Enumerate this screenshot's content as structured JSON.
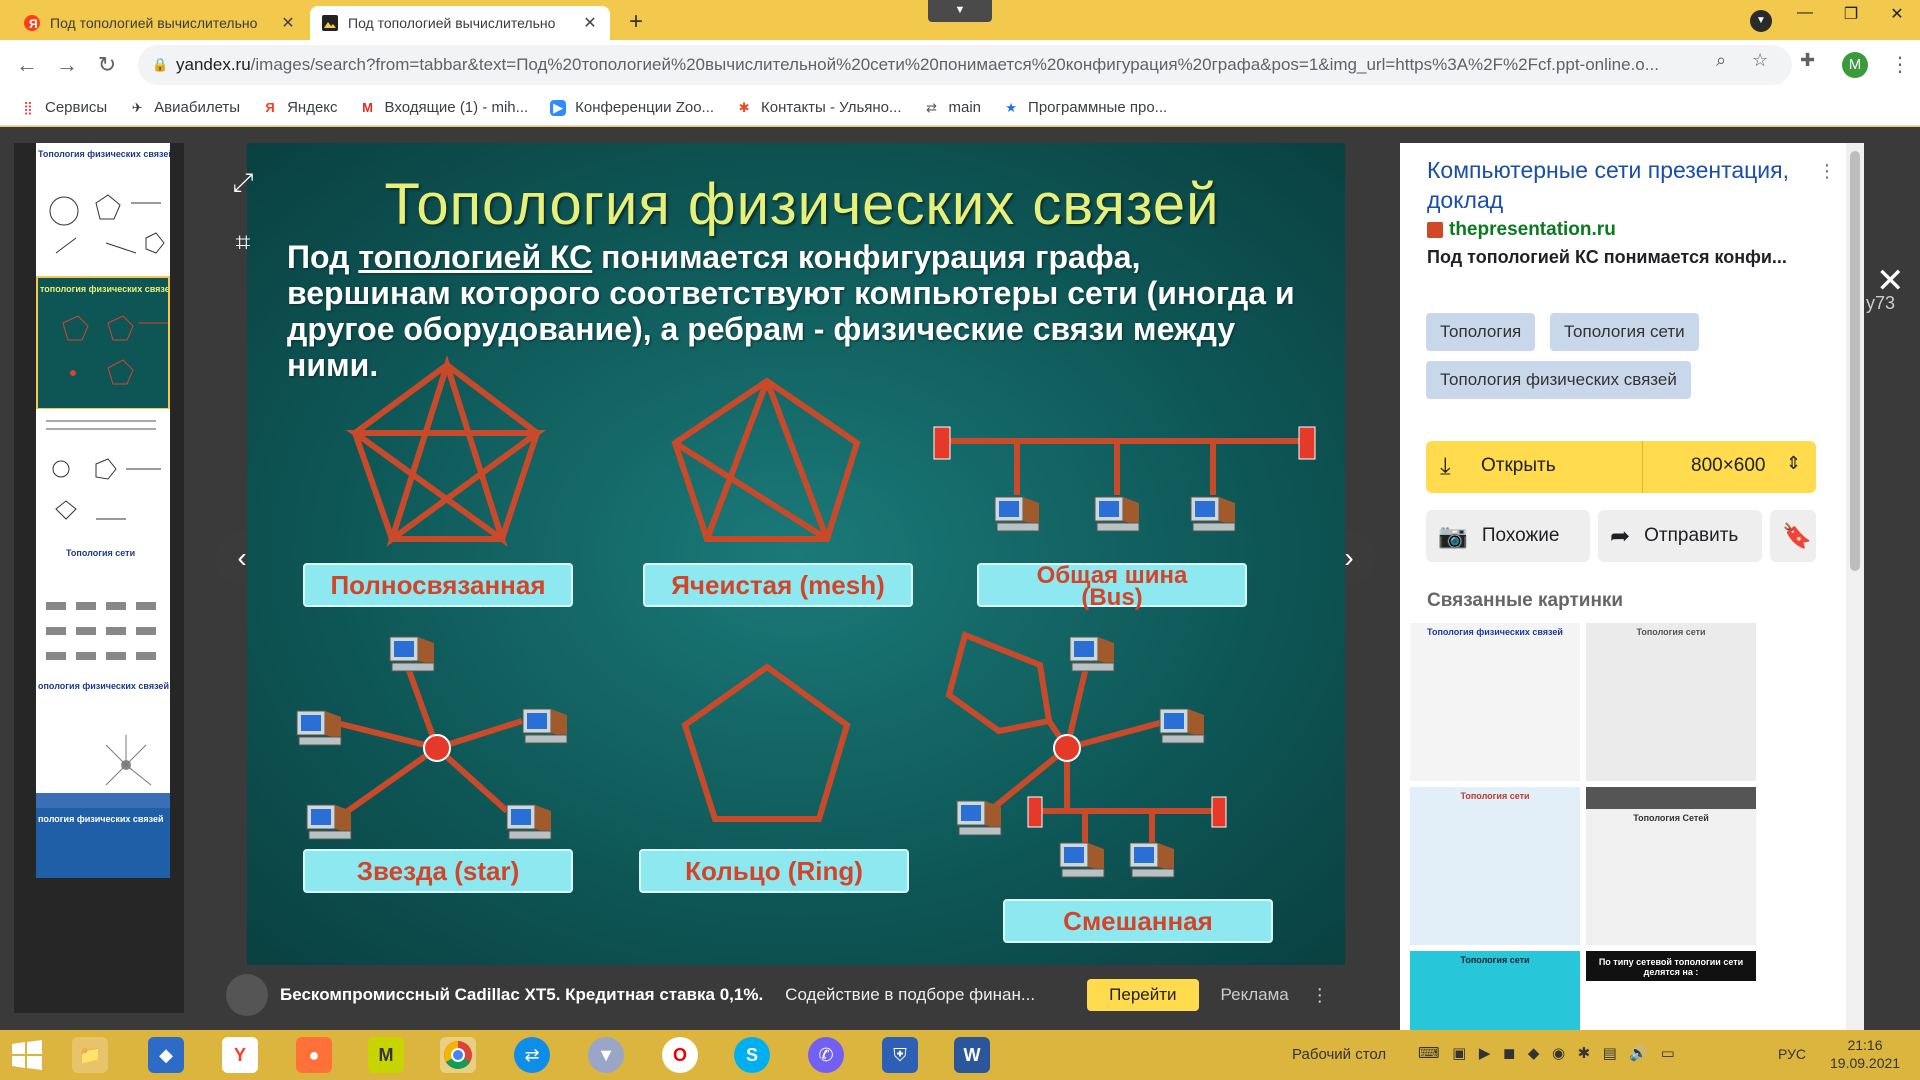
{
  "tabs": [
    {
      "title": "Под топологией вычислительно",
      "favicon": "yandex-icon"
    },
    {
      "title": "Под топологией вычислительно",
      "favicon": "image-icon",
      "active": true
    }
  ],
  "toolbar": {
    "url_host": "yandex.ru",
    "url_rest": "/images/search?from=tabbar&text=Под%20топологией%20вычислительной%20сети%20понимается%20конфигурация%20графа&pos=1&img_url=https%3A%2F%2Fcf.ppt-online.o...",
    "avatar_letter": "M"
  },
  "bookmarks": [
    {
      "label": "Сервисы",
      "icon": "apps-icon"
    },
    {
      "label": "Авиабилеты",
      "icon": "plane-icon"
    },
    {
      "label": "Яндекс",
      "icon": "yandex-icon"
    },
    {
      "label": "Входящие (1) - mih...",
      "icon": "gmail-icon"
    },
    {
      "label": "Конференции Zoo...",
      "icon": "zoom-icon"
    },
    {
      "label": "Контакты - Ульяно...",
      "icon": "joomla-icon"
    },
    {
      "label": "main",
      "icon": "link-icon"
    },
    {
      "label": "Программные про...",
      "icon": "star-icon"
    }
  ],
  "thumbnails": [
    {
      "title": "Топология физических связей"
    },
    {
      "title": "топология физических связе"
    },
    {
      "title": ""
    },
    {
      "title": "Топология сети"
    },
    {
      "title": "опология физических связей"
    },
    {
      "title": "пология физических связей"
    }
  ],
  "slide": {
    "title": "Топология физических связей",
    "desc_before": "Под ",
    "desc_underlined": "топологией КС",
    "desc_after": " понимается конфигурация графа, вершинам которого соответствуют компьютеры сети (иногда и другое оборудование), а ребрам - физические связи между ними.",
    "labels": {
      "full": "Полносвязанная",
      "mesh": "Ячеистая (mesh)",
      "bus": "Общая шина (Bus)",
      "star": "Звезда (star)",
      "ring": "Кольцо (Ring)",
      "mixed": "Смешанная"
    }
  },
  "ad": {
    "title": "Бескомпромиссный Cadillac XT5. Кредитная ставка 0,1%.",
    "text": "Содействие в подборе финан...",
    "go": "Перейти",
    "label": "Реклама"
  },
  "side": {
    "title": "Компьютерные сети презентация, доклад",
    "source": "thepresentation.ru",
    "snippet": "Под топологией КС понимается конфи...",
    "chips": [
      "Топология",
      "Топология сети",
      "Топология физических связей"
    ],
    "open_label": "Открыть",
    "size": "800×600",
    "similar_label": "Похожие",
    "share_label": "Отправить",
    "related_title": "Связанные картинки",
    "related": [
      {
        "title": "Топология физических связей"
      },
      {
        "title": "Топология сети"
      },
      {
        "title": "Топология сети"
      },
      {
        "title": "Топология Сетей"
      },
      {
        "title": "Топология сети"
      },
      {
        "title": "По типу сетевой топологии сети делятся на :"
      }
    ],
    "extra_text": "у73"
  },
  "taskbar": {
    "desktop_label": "Рабочий стол",
    "lang": "РУС",
    "time": "21:16",
    "date": "19.09.2021"
  }
}
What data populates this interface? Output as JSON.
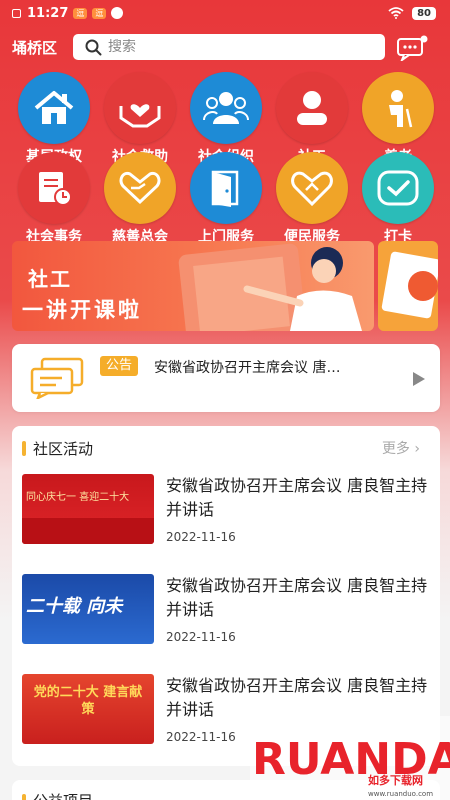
{
  "status_bar": {
    "time": "11:27",
    "notif_badges": [
      "逗",
      "逗"
    ],
    "battery": "80"
  },
  "header": {
    "location": "埇桥区",
    "search_placeholder": "搜索"
  },
  "grid": [
    {
      "label": "基层政权",
      "icon": "house-icon",
      "color": "#1e8bd6"
    },
    {
      "label": "社会救助",
      "icon": "hands-heart-icon",
      "color": "#e23a3a"
    },
    {
      "label": "社会组织",
      "icon": "people-group-icon",
      "color": "#1e8bd6"
    },
    {
      "label": "社工",
      "icon": "person-icon",
      "color": "#e23a3a"
    },
    {
      "label": "养老",
      "icon": "elder-icon",
      "color": "#f0a428"
    },
    {
      "label": "社会事务",
      "icon": "document-clock-icon",
      "color": "#e23a3a"
    },
    {
      "label": "慈善总会",
      "icon": "heart-hands-icon",
      "color": "#f0a428"
    },
    {
      "label": "上门服务",
      "icon": "door-icon",
      "color": "#1e8bd6"
    },
    {
      "label": "便民服务",
      "icon": "heart-hands-icon",
      "color": "#f0a428"
    },
    {
      "label": "打卡",
      "icon": "checkmark-icon",
      "color": "#2bbcb8"
    }
  ],
  "banner": {
    "line1": "社工",
    "line2": "一讲开课啦"
  },
  "notice": {
    "tag": "公告",
    "text": "安徽省政协召开主席会议 唐…"
  },
  "activities": {
    "title": "社区活动",
    "more": "更多",
    "items": [
      {
        "title": "安徽省政协召开主席会议 唐良智主持并讲话",
        "date": "2022-11-16",
        "thumb_text": "同心庆七一 喜迎二十大"
      },
      {
        "title": "安徽省政协召开主席会议 唐良智主持并讲话",
        "date": "2022-11-16",
        "thumb_text": "二十载 向未"
      },
      {
        "title": "安徽省政协召开主席会议 唐良智主持并讲话",
        "date": "2022-11-16",
        "thumb_text": "党的二十大 建言献策"
      }
    ]
  },
  "next_section": {
    "title": "公益项目"
  },
  "watermark": {
    "brand": "RUANDADO",
    "subtitle": "如多下载网",
    "url": "www.ruanduo.com"
  }
}
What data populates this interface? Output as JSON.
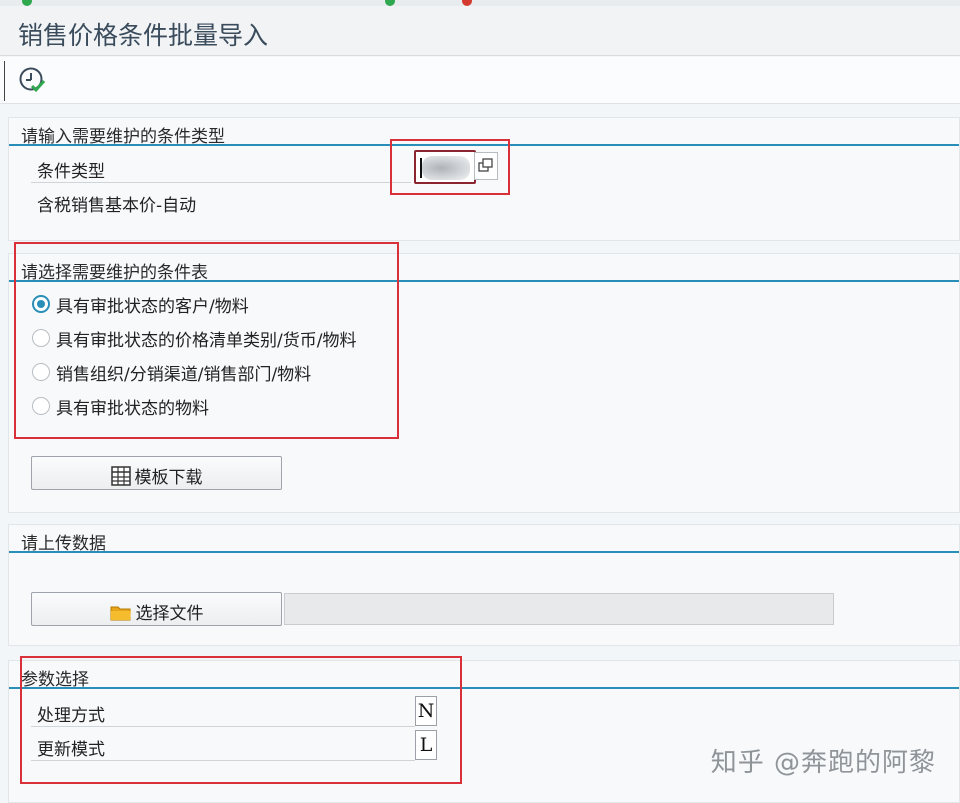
{
  "window": {
    "title": "销售价格条件批量导入"
  },
  "toolbar": {
    "execute_icon": "execute-clock-check-icon"
  },
  "section_condition_type": {
    "title": "请输入需要维护的条件类型",
    "field_label": "条件类型",
    "description": "含税销售基本价-自动"
  },
  "section_condition_table": {
    "title": "请选择需要维护的条件表",
    "options": [
      {
        "label": "具有审批状态的客户/物料",
        "selected": true
      },
      {
        "label": "具有审批状态的价格清单类别/货币/物料",
        "selected": false
      },
      {
        "label": "销售组织/分销渠道/销售部门/物料",
        "selected": false
      },
      {
        "label": "具有审批状态的物料",
        "selected": false
      }
    ],
    "download_button": "模板下载"
  },
  "section_upload": {
    "title": "请上传数据",
    "choose_file_button": "选择文件"
  },
  "section_params": {
    "title": "参数选择",
    "processing_mode_label": "处理方式",
    "processing_mode_value": "N",
    "update_mode_label": "更新模式",
    "update_mode_value": "L"
  },
  "watermark": "知乎 @奔跑的阿黎",
  "colors": {
    "accent": "#2a8fb8",
    "highlight_box": "#d9303a"
  }
}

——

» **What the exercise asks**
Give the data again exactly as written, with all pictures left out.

» **Result of this task**
Enumerate this screenshot's content as structured JSON.
{
  "tabs": [
    {
      "title": "Под топологией вычислительно",
      "favicon": "yandex-icon"
    },
    {
      "title": "Под топологией вычислительно",
      "favicon": "image-icon",
      "active": true
    }
  ],
  "toolbar": {
    "url_host": "yandex.ru",
    "url_rest": "/images/search?from=tabbar&text=Под%20топологией%20вычислительной%20сети%20понимается%20конфигурация%20графа&pos=1&img_url=https%3A%2F%2Fcf.ppt-online.o...",
    "avatar_letter": "M"
  },
  "bookmarks": [
    {
      "label": "Сервисы",
      "icon": "apps-icon"
    },
    {
      "label": "Авиабилеты",
      "icon": "plane-icon"
    },
    {
      "label": "Яндекс",
      "icon": "yandex-icon"
    },
    {
      "label": "Входящие (1) - mih...",
      "icon": "gmail-icon"
    },
    {
      "label": "Конференции Zoo...",
      "icon": "zoom-icon"
    },
    {
      "label": "Контакты - Ульяно...",
      "icon": "joomla-icon"
    },
    {
      "label": "main",
      "icon": "link-icon"
    },
    {
      "label": "Программные про...",
      "icon": "star-icon"
    }
  ],
  "thumbnails": [
    {
      "title": "Топология физических связей"
    },
    {
      "title": "топология физических связе"
    },
    {
      "title": ""
    },
    {
      "title": "Топология сети"
    },
    {
      "title": "опология физических связей"
    },
    {
      "title": "пология физических связей"
    }
  ],
  "slide": {
    "title": "Топология физических связей",
    "desc_before": "Под ",
    "desc_underlined": "топологией КС",
    "desc_after": " понимается конфигурация графа, вершинам которого соответствуют компьютеры сети (иногда и другое оборудование), а ребрам - физические связи между ними.",
    "labels": {
      "full": "Полносвязанная",
      "mesh": "Ячеистая (mesh)",
      "bus": "Общая шина (Bus)",
      "star": "Звезда (star)",
      "ring": "Кольцо (Ring)",
      "mixed": "Смешанная"
    }
  },
  "ad": {
    "title": "Бескомпромиссный Cadillac XT5. Кредитная ставка 0,1%.",
    "text": "Содействие в подборе финан...",
    "go": "Перейти",
    "label": "Реклама"
  },
  "side": {
    "title": "Компьютерные сети презентация, доклад",
    "source": "thepresentation.ru",
    "snippet": "Под топологией КС понимается конфи...",
    "chips": [
      "Топология",
      "Топология сети",
      "Топология физических связей"
    ],
    "open_label": "Открыть",
    "size": "800×600",
    "similar_label": "Похожие",
    "share_label": "Отправить",
    "related_title": "Связанные картинки",
    "related": [
      {
        "title": "Топология физических связей"
      },
      {
        "title": "Топология сети"
      },
      {
        "title": "Топология сети"
      },
      {
        "title": "Топология Сетей"
      },
      {
        "title": "Топология сети"
      },
      {
        "title": "По типу сетевой топологии сети делятся на :"
      }
    ],
    "extra_text": "у73"
  },
  "taskbar": {
    "desktop_label": "Рабочий стол",
    "lang": "РУС",
    "time": "21:16",
    "date": "19.09.2021"
  }
}
What data populates this interface? Output as JSON.
{
  "status_bar": {
    "time": "11:27",
    "notif_badges": [
      "逗",
      "逗"
    ],
    "battery": "80"
  },
  "header": {
    "location": "埇桥区",
    "search_placeholder": "搜索"
  },
  "grid": [
    {
      "label": "基层政权",
      "icon": "house-icon",
      "color": "#1e8bd6"
    },
    {
      "label": "社会救助",
      "icon": "hands-heart-icon",
      "color": "#e23a3a"
    },
    {
      "label": "社会组织",
      "icon": "people-group-icon",
      "color": "#1e8bd6"
    },
    {
      "label": "社工",
      "icon": "person-icon",
      "color": "#e23a3a"
    },
    {
      "label": "养老",
      "icon": "elder-icon",
      "color": "#f0a428"
    },
    {
      "label": "社会事务",
      "icon": "document-clock-icon",
      "color": "#e23a3a"
    },
    {
      "label": "慈善总会",
      "icon": "heart-hands-icon",
      "color": "#f0a428"
    },
    {
      "label": "上门服务",
      "icon": "door-icon",
      "color": "#1e8bd6"
    },
    {
      "label": "便民服务",
      "icon": "heart-hands-icon",
      "color": "#f0a428"
    },
    {
      "label": "打卡",
      "icon": "checkmark-icon",
      "color": "#2bbcb8"
    }
  ],
  "banner": {
    "line1": "社工",
    "line2": "一讲开课啦"
  },
  "notice": {
    "tag": "公告",
    "text": "安徽省政协召开主席会议 唐…"
  },
  "activities": {
    "title": "社区活动",
    "more": "更多",
    "items": [
      {
        "title": "安徽省政协召开主席会议 唐良智主持并讲话",
        "date": "2022-11-16",
        "thumb_text": "同心庆七一 喜迎二十大"
      },
      {
        "title": "安徽省政协召开主席会议 唐良智主持并讲话",
        "date": "2022-11-16",
        "thumb_text": "二十载 向未"
      },
      {
        "title": "安徽省政协召开主席会议 唐良智主持并讲话",
        "date": "2022-11-16",
        "thumb_text": "党的二十大 建言献策"
      }
    ]
  },
  "next_section": {
    "title": "公益项目"
  },
  "watermark": {
    "brand": "RUANDADO",
    "subtitle": "如多下载网",
    "url": "www.ruanduo.com"
  }
}
What data populates this interface? Output as JSON.
{
  "window": {
    "title": "销售价格条件批量导入"
  },
  "toolbar": {
    "execute_icon": "execute-clock-check-icon"
  },
  "section_condition_type": {
    "title": "请输入需要维护的条件类型",
    "field_label": "条件类型",
    "description": "含税销售基本价-自动"
  },
  "section_condition_table": {
    "title": "请选择需要维护的条件表",
    "options": [
      {
        "label": "具有审批状态的客户/物料",
        "selected": true
      },
      {
        "label": "具有审批状态的价格清单类别/货币/物料",
        "selected": false
      },
      {
        "label": "销售组织/分销渠道/销售部门/物料",
        "selected": false
      },
      {
        "label": "具有审批状态的物料",
        "selected": false
      }
    ],
    "download_button": "模板下载"
  },
  "section_upload": {
    "title": "请上传数据",
    "choose_file_button": "选择文件"
  },
  "section_params": {
    "title": "参数选择",
    "processing_mode_label": "处理方式",
    "processing_mode_value": "N",
    "update_mode_label": "更新模式",
    "update_mode_value": "L"
  },
  "watermark": "知乎 @奔跑的阿黎",
  "colors": {
    "accent": "#2a8fb8",
    "highlight_box": "#d9303a"
  }
}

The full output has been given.